Investigators conducted a retrospective cost-effectiveness analysis of femtosecond laser-assisted cataract surgery and phacoemulsification cataract surgery in a hypothetical cohort of patients. They converted visual acuity outcomes to utility values based on quality-adjusted life-years (QALYs).

Costs were calculated using Medicare Benefits Scheme schedule fees, Australian Medical Association recommended fees, national hospital cost reports, private health insurance company annual reports and current industry standards. Fees for facilities, anesthesia, various IOL types and spectacles were also calculated.

Femtosecond surgery had a net utility gain of 0.01 over conventional phaco, based on simulated complication rates for both methods and a 5% improvement in visual acuity with femtosecond surgery. It had a total QALY gain of 0.06 units over phaco.

Femtosecond surgery was considered most cost-effective when all patients had best corrected visual acuity of 6/12 or better, cost to the patient was reduced to $300, and cystoid macular edema, corneal decompensation and lens dislocation were eliminated.

“This resulted in an [incremental cost-effectiveness ratio] of $20,000/QALY,” the study authors said. “Despite the economic model being hypothetical, it shows that optimistic potential benefits of [femtosecond laser-assisted cataract surgery] technology are not cost-effective at its current cost to patients.”

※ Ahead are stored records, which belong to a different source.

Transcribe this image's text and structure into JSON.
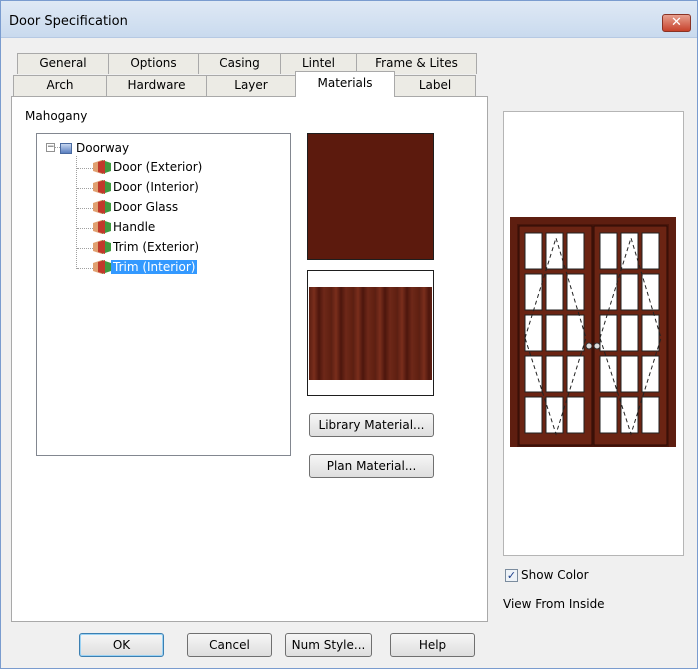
{
  "window": {
    "title": "Door Specification",
    "close_glyph": "✕"
  },
  "tabs_row1": [
    "General",
    "Options",
    "Casing",
    "Lintel",
    "Frame & Lites"
  ],
  "tabs_row2": [
    "Arch",
    "Hardware",
    "Layer",
    "Materials",
    "Label"
  ],
  "active_tab": "Materials",
  "material_name": "Mahogany",
  "tree": {
    "root": "Doorway",
    "expand_glyph": "−",
    "items": [
      "Door (Exterior)",
      "Door (Interior)",
      "Door Glass",
      "Handle",
      "Trim (Exterior)",
      "Trim (Interior)"
    ],
    "selected": "Trim (Interior)"
  },
  "buttons": {
    "library_material": "Library Material...",
    "plan_material": "Plan Material...",
    "ok": "OK",
    "cancel": "Cancel",
    "num_style": "Num Style...",
    "help": "Help"
  },
  "show_color": {
    "label": "Show Color",
    "checked": true,
    "check_glyph": "✓"
  },
  "view_label": "View From Inside",
  "colors": {
    "swatch": "#5c1a0d",
    "selection": "#3399ff",
    "door_frame": "#5e1e10"
  },
  "icons": {
    "close": "close-icon",
    "folder": "folder-icon",
    "material": "material-icon",
    "check": "check-icon"
  }
}
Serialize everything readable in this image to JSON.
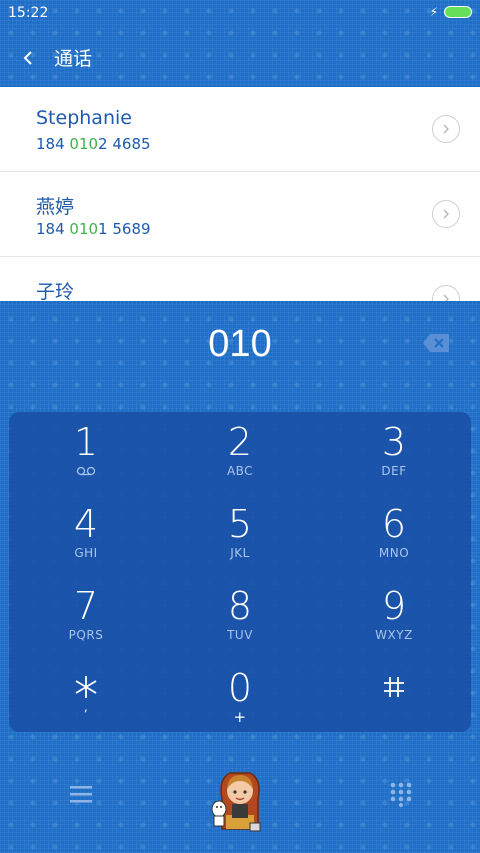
{
  "status": {
    "time": "15:22"
  },
  "header": {
    "title": "通话"
  },
  "results": [
    {
      "name": "Stephanie",
      "number_prefix": "184 ",
      "number_match": "010",
      "number_suffix": "2 4685"
    },
    {
      "name": "燕婷",
      "number_prefix": "184 ",
      "number_match": "010",
      "number_suffix": "1 5689"
    },
    {
      "name": "子玲",
      "number_prefix": "",
      "number_match": "",
      "number_suffix": ""
    }
  ],
  "dial": {
    "number": "010"
  },
  "keypad": {
    "keys": [
      {
        "digit": "1",
        "letters": ""
      },
      {
        "digit": "2",
        "letters": "ABC"
      },
      {
        "digit": "3",
        "letters": "DEF"
      },
      {
        "digit": "4",
        "letters": "GHI"
      },
      {
        "digit": "5",
        "letters": "JKL"
      },
      {
        "digit": "6",
        "letters": "MNO"
      },
      {
        "digit": "7",
        "letters": "PQRS"
      },
      {
        "digit": "8",
        "letters": "TUV"
      },
      {
        "digit": "9",
        "letters": "WXYZ"
      },
      {
        "digit": "*",
        "letters": ","
      },
      {
        "digit": "0",
        "letters": "+"
      },
      {
        "digit": "#",
        "letters": ""
      }
    ]
  },
  "colors": {
    "accent_green": "#3db34a",
    "name_blue": "#1e5aad",
    "background": "#1f6fc8"
  },
  "icons": {
    "back": "chevron-left-icon",
    "row_arrow": "chevron-right-circle-icon",
    "backspace": "backspace-icon",
    "voicemail": "voicemail-icon",
    "menu": "menu-icon",
    "call": "call-avatar-icon",
    "dialpad": "dialpad-icon"
  }
}
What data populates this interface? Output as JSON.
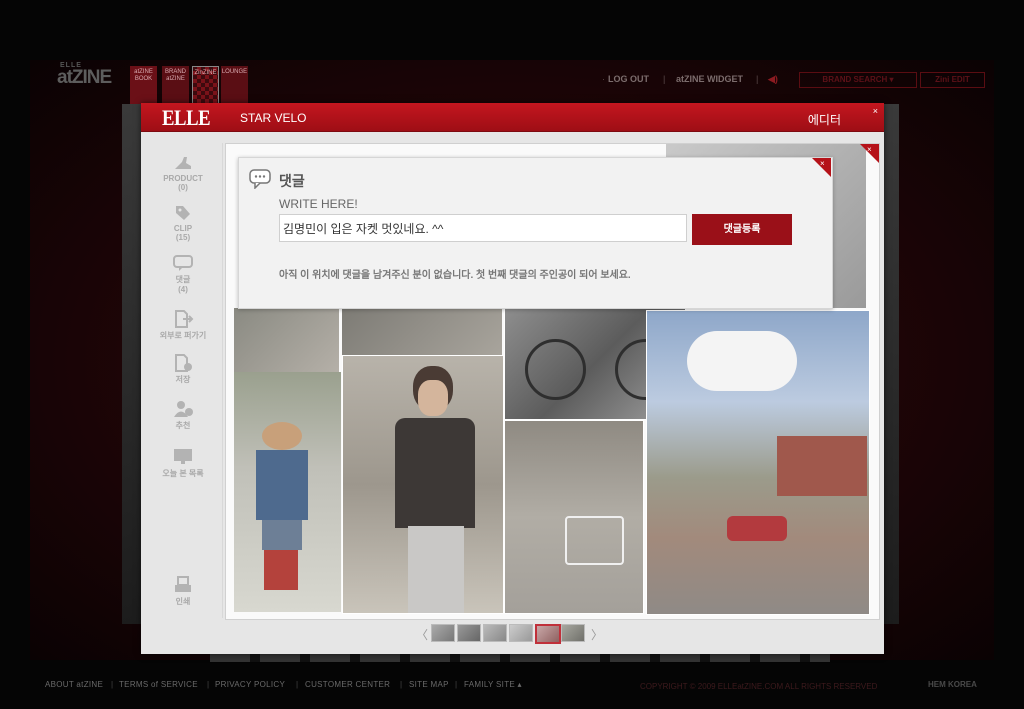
{
  "site": {
    "logo": "atZINE",
    "logo_small": "ELLE"
  },
  "top_tabs": [
    "atZINE BOOK",
    "BRAND atZINE",
    "ZinZINE",
    "LOUNGE"
  ],
  "top_nav": {
    "logout": "LOG OUT",
    "widget": "atZINE WIDGET",
    "brand_search": "BRAND SEARCH ▾",
    "zini_edit": "Zini EDIT"
  },
  "modal": {
    "brand": "ELLE",
    "title": "STAR VELO",
    "editor": "에디터",
    "close": "×"
  },
  "sidebar": [
    {
      "label": "PRODUCT",
      "count": "(0)",
      "icon": "shoe-icon"
    },
    {
      "label": "CLIP",
      "count": "(15)",
      "icon": "tag-icon"
    },
    {
      "label": "댓글",
      "count": "(4)",
      "icon": "comment-icon"
    },
    {
      "label": "외부로 퍼가기",
      "count": "",
      "icon": "export-icon"
    },
    {
      "label": "저장",
      "count": "",
      "icon": "save-icon"
    },
    {
      "label": "추천",
      "count": "",
      "icon": "recommend-icon"
    },
    {
      "label": "오늘 본 목록",
      "count": "",
      "icon": "monitor-icon"
    },
    {
      "label": "인쇄",
      "count": "",
      "icon": "print-icon"
    }
  ],
  "comment": {
    "title": "댓글",
    "write_label": "WRITE HERE!",
    "input_value": "김명민이 입은 자켓 멋있네요. ^^",
    "submit": "댓글등록",
    "notice": "아직 이 위치에 댓글을 남겨주신 분이 없습니다. 첫 번째 댓글의 주인공이 되어 보세요."
  },
  "thumbnails": {
    "prev": "〈",
    "next": "〉",
    "count": 6,
    "active_index": 4
  },
  "footer": {
    "links": [
      "ABOUT atZINE",
      "TERMS of SERVICE",
      "PRIVACY POLICY",
      "CUSTOMER CENTER",
      "SITE MAP",
      "FAMILY SITE ▴"
    ],
    "copyright": "COPYRIGHT © 2009 ELLEatZINE.COM ALL RIGHTS RESERVED",
    "company": "HEM KOREA"
  },
  "colors": {
    "accent": "#b51219",
    "modal_bg": "#e6e6e6"
  }
}
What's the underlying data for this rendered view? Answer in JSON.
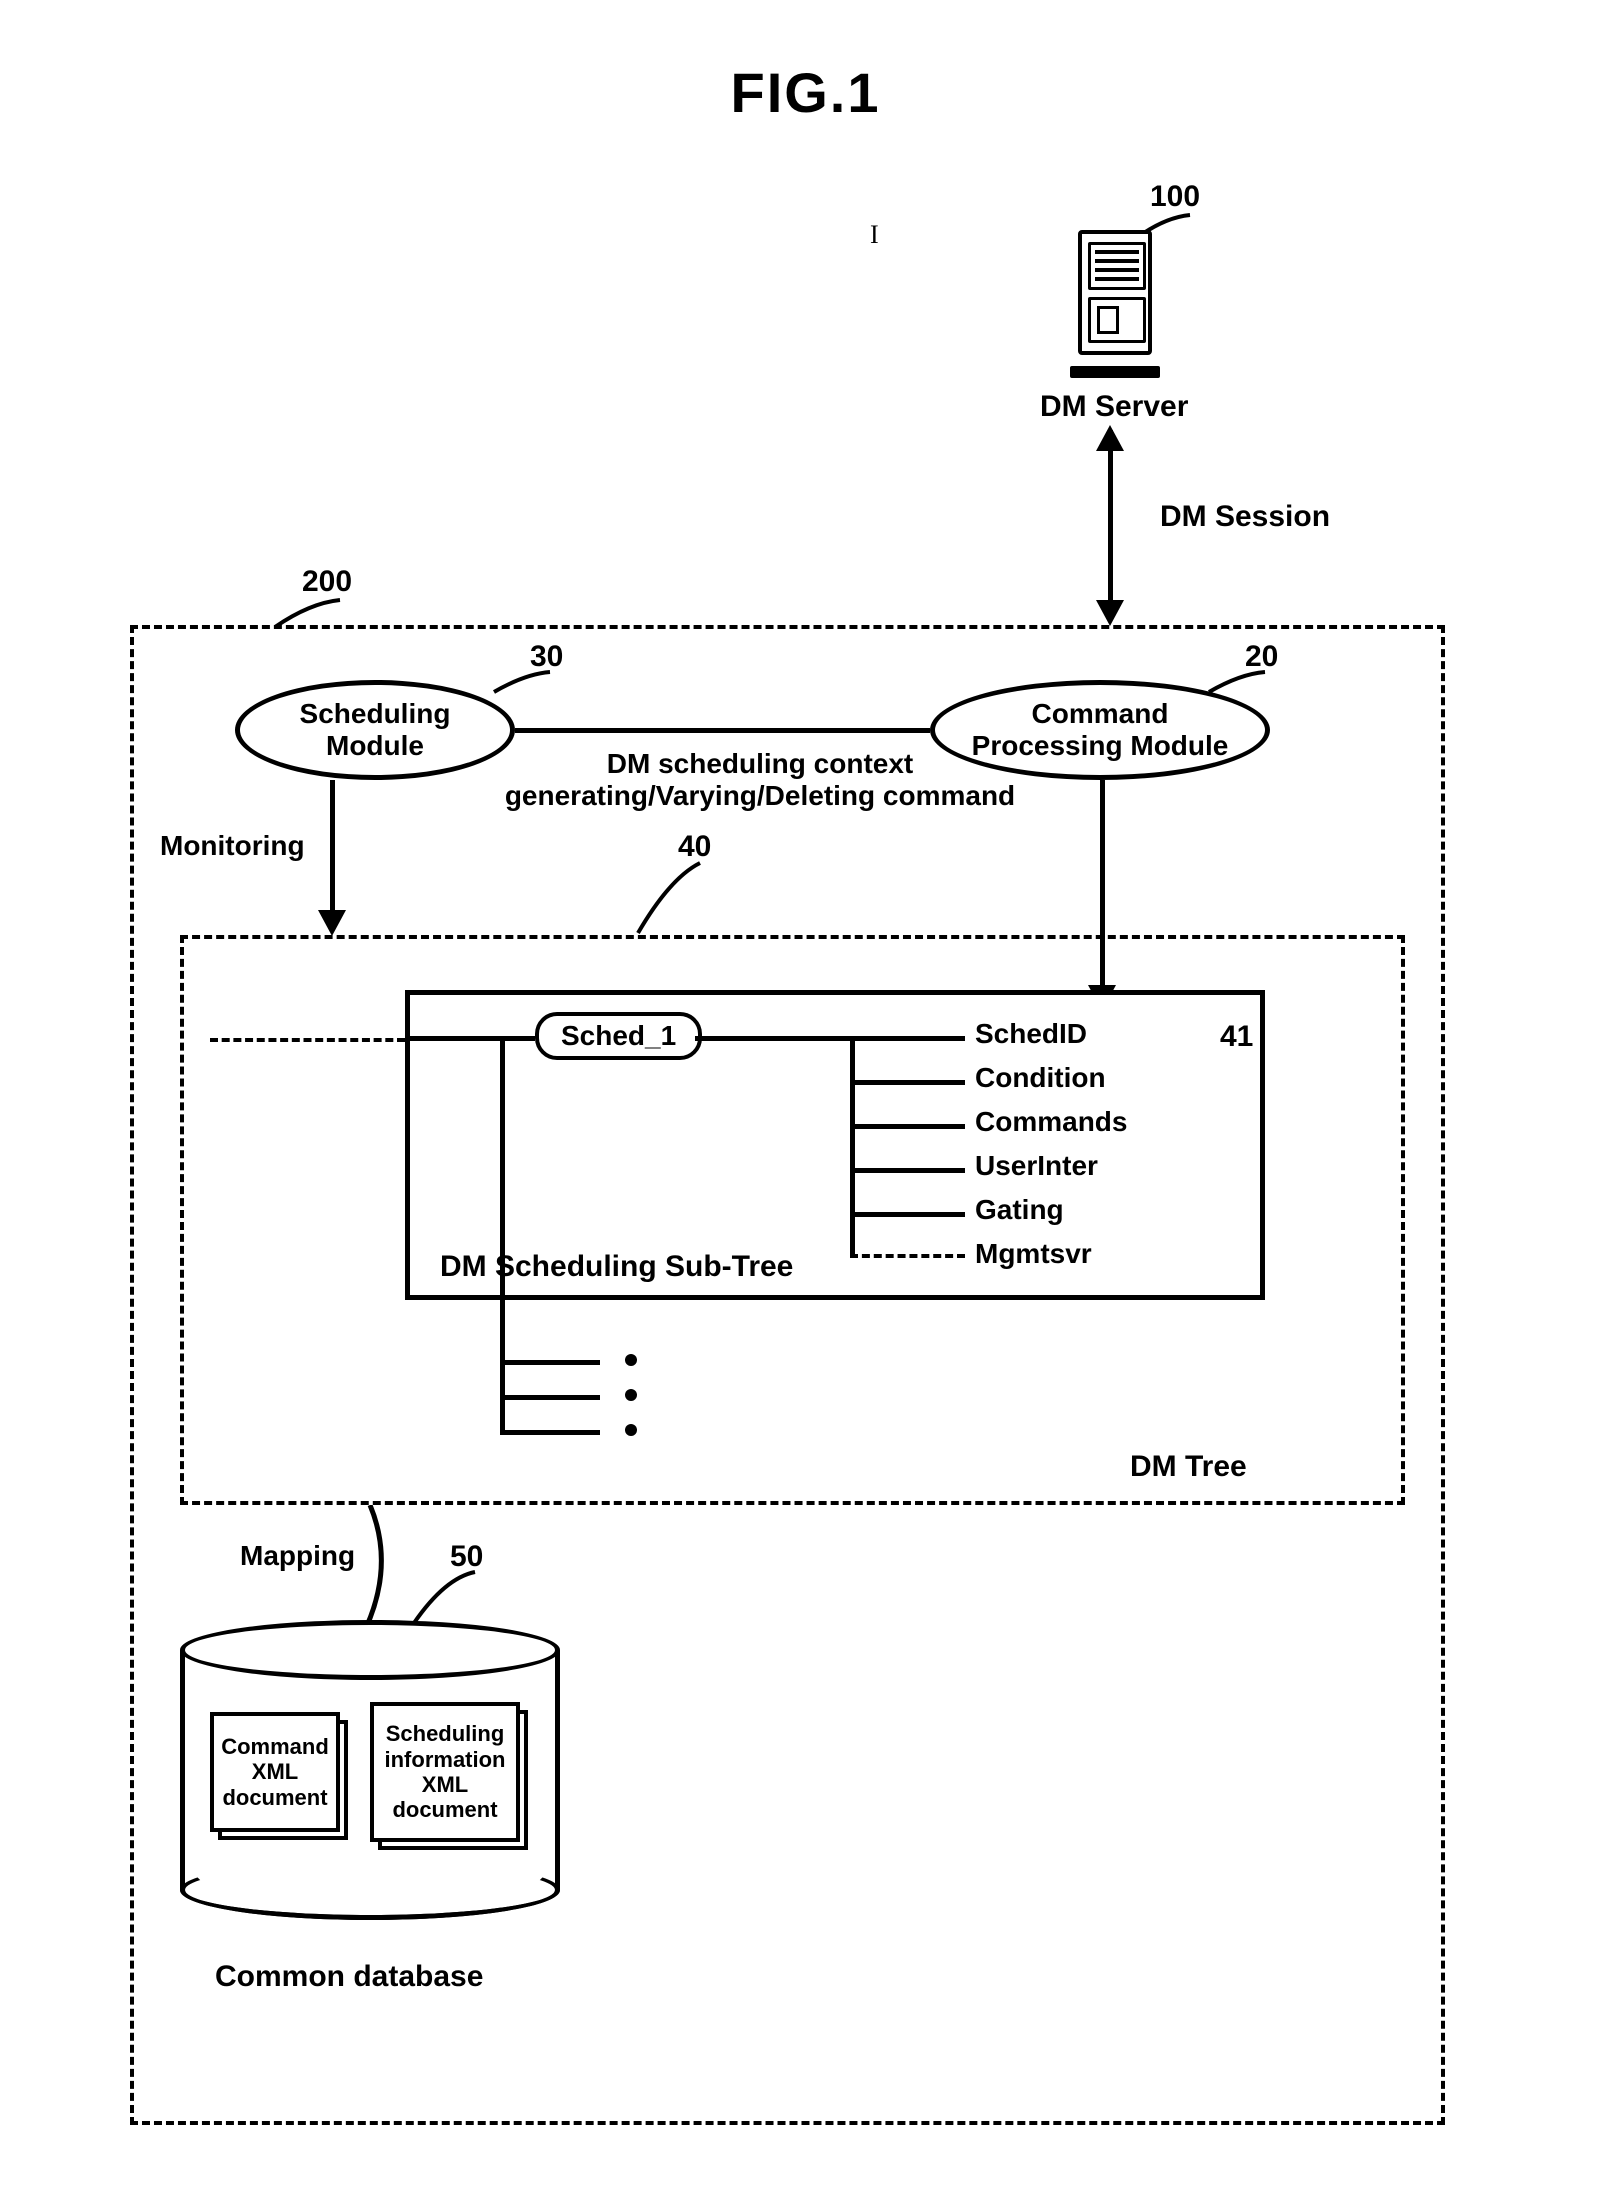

Disclosure: The study authors have no relevant financial disclosures.